While new consoles always flaunt more advanced hardware and intuitive software than the previous generation, the first crop of games always seem to leave many of us wanting more, and in some cases, feeling sour for forking so much money only to be underwhelmed. Taking on every facet of the 3DS will have to wait until more information is divulged, so this article specifically deals with the trouble that most new consoles face upon their release; the first batch of games that are used to “wow” the public into making the big purchase.
They said this day would come
To me, buying a new console soon after its release is like taking a risk. While I admit to owning each relevant system, I also admit that I got a hold of them relatively close to their launch dates as well. While many of my friends were envious that I was an early adopter of many consoles, I never was as excited to be “one of the first” as other people are. For the handheld crowd, its new console season, and with that, each new press release has been attracting fans to wanting to be the first to own; an innate status I never really enjoyed.
To me, there are a lot of roadblocks that make it so I’m really uncomfortable with purchasing a new system early on. I have never been impressed enough with the relatively small lists of launch titles to warrant forking out an arm and a leg to buy it. I was the first on my block with a Dreamcast, Xbox, Gamecube, Wii, Playstation 2, PS3 and Xbox 360, but I didn’t readily welcome picking up their new-fangled controllers for at least a few months afterward.
This is happening right now for Nintendo’s 3DS. The DS’s successor is being hailed as Nintendo’s newest golden child in a dynasty in (portable) gaming excellence, and with good reason. Nearly anyone you talk to owns a DS, and for the most part, they love it. A follow up to it is naturally going to get a lot of positive reaction. While I too have high hopes for it, I won’t be so quick to purchase one yet, until I see good reason to.
“Since we’re naming names here…”

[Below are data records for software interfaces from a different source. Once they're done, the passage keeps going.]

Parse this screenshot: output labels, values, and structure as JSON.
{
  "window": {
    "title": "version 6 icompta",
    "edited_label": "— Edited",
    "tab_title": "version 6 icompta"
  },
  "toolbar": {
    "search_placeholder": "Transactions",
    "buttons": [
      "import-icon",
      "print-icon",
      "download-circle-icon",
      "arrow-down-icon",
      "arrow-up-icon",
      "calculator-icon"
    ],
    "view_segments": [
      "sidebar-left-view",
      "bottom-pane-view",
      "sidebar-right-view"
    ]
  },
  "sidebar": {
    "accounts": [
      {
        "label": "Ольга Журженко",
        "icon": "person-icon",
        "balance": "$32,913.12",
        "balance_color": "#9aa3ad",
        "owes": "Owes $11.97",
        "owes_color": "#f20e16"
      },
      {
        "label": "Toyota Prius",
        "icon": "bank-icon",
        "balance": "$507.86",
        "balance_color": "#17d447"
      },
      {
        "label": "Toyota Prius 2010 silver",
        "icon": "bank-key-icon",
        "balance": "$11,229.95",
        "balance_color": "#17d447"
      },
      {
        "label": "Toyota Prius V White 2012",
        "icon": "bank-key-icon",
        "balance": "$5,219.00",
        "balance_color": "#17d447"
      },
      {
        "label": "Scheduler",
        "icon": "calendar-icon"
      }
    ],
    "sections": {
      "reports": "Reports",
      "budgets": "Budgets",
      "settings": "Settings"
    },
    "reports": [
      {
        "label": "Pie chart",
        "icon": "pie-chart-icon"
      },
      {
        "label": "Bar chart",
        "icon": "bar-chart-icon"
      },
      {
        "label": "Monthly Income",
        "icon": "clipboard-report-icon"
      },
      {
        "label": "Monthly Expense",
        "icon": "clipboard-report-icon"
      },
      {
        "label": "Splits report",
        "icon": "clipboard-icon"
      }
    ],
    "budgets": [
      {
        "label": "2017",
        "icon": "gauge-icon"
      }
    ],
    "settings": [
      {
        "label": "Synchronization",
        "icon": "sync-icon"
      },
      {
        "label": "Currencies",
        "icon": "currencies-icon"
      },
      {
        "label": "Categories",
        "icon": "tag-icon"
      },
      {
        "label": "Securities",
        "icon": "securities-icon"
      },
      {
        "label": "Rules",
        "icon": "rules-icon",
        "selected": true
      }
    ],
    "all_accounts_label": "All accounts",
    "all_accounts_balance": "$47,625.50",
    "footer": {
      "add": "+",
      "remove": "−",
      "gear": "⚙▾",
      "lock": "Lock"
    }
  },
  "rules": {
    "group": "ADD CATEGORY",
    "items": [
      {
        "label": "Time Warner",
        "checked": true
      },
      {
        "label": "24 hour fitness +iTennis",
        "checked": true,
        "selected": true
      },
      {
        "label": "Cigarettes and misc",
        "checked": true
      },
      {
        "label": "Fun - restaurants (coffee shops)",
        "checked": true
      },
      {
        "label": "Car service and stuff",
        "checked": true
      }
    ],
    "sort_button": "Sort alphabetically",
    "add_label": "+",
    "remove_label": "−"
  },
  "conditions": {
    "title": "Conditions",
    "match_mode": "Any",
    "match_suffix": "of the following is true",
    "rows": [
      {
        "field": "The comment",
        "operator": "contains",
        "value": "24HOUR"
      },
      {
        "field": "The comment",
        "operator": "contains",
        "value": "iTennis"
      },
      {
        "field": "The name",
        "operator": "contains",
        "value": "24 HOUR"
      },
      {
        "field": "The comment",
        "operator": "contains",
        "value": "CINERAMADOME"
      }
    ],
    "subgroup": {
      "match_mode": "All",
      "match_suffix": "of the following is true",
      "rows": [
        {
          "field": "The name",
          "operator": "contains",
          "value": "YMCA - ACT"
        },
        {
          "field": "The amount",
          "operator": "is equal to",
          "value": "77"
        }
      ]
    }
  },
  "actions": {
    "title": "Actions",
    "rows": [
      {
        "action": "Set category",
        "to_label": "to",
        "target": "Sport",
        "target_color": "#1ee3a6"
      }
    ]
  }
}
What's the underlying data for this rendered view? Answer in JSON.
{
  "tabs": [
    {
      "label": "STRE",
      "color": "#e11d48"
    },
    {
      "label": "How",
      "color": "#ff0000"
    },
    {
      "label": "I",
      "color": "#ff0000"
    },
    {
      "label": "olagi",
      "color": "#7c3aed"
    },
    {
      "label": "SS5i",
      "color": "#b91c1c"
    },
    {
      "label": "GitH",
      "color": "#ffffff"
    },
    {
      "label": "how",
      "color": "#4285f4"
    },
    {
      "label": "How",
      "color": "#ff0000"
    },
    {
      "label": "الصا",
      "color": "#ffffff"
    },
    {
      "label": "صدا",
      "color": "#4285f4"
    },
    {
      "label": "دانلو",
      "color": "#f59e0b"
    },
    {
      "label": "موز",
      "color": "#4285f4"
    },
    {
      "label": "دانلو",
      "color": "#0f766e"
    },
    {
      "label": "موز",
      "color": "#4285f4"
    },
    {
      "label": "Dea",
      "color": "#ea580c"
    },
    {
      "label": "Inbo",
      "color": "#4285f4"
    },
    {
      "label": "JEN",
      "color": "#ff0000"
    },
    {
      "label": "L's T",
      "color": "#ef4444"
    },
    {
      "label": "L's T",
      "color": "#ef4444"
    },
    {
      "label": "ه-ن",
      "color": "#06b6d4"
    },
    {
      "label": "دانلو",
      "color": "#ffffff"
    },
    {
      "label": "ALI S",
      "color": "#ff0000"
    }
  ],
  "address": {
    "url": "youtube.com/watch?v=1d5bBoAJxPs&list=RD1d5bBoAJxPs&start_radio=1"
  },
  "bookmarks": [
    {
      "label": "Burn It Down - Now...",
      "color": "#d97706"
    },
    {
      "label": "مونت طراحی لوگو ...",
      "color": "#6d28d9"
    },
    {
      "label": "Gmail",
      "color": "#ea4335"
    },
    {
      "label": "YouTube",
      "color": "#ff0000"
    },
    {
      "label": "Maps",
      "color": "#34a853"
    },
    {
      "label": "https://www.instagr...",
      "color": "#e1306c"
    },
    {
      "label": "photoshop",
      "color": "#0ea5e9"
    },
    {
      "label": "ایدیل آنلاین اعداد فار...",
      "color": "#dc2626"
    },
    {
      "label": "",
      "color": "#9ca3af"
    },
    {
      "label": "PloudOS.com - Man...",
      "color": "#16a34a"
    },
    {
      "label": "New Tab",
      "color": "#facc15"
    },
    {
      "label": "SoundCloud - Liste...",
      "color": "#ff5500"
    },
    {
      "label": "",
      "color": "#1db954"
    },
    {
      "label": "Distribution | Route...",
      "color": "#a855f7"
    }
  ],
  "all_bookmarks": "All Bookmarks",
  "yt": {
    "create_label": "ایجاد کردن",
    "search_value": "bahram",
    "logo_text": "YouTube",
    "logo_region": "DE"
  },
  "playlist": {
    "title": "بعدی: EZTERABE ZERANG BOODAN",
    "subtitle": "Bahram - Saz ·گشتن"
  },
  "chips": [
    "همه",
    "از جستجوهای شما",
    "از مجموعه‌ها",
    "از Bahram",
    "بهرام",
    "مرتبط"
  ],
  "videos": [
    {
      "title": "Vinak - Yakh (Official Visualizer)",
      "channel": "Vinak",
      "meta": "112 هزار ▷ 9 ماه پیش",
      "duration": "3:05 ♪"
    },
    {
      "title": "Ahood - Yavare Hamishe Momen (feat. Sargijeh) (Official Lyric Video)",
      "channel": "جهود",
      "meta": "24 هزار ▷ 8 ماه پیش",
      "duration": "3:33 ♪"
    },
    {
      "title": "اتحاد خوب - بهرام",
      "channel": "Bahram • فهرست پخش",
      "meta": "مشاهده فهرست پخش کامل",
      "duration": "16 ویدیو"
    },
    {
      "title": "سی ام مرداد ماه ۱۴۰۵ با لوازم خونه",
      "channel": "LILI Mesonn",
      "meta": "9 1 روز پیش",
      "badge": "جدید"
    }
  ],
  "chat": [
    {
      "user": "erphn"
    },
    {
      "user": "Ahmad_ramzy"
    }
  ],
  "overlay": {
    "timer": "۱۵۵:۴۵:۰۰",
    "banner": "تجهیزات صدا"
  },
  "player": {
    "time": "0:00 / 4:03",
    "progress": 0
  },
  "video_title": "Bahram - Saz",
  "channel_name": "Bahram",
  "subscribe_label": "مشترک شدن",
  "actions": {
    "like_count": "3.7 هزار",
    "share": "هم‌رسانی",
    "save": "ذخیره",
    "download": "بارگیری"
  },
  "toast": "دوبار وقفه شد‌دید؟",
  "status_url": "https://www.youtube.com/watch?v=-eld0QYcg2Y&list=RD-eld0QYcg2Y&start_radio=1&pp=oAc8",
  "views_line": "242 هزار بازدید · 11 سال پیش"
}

The 3DS’s sky-high price of $249.99 feels like a reoccurring nightmare that began with the PSP Go. Of course new tech is going to be expensive, and you’ll definitely get what you pay for. However, I just don’t see myself paying that much right now just to be able to take a portable iteration of Super Street Fighter IV, for example. Fighting game purists already have enough difficulty competing with a standard control, and are quick to shell out even more cash for a proper arcade stick. Success in competitive fighting games requires the player to be able to execute every technique and combo in their arsenal on command. This just isn’t possible on a handheld controller. This has been true for every other portable iteration of a mainstream fighting game in the past, and that fact just isn’t going to change now. On the bright side, it may be better to say this game will be aimed at the average player base who may not have that much experience with Street Fighter, and want an easier time getting into it. In that respect, this game may work out pretty well. Still, it’s largely the same game, albeit with some new connectivity features and an oblong new camera angle. I’m still not convinced enough to buy this.
Give it some time to grow
Don’t get me wrong, I’m not saying that the 3DS isn’t a good purchase just based off this examination of Super Street Fighter IV. I’m saying that for me, I need a lot more convincing than a few shiny ports of already-existing titles, or slight re-imaginings of games we’ve already come to know. I want something new. The future of handheld gaming is definitely on its way, but I think we can wait a little longer for games that are much more substantial. When that happens, purchasing a new console like the 3DS won’t feel like such a waiting game. I don’t think the “future” that we’re all thinking about has emerged yet, since we’re still looking in the past and conjuring up new coats of paint for games that have already come and gone.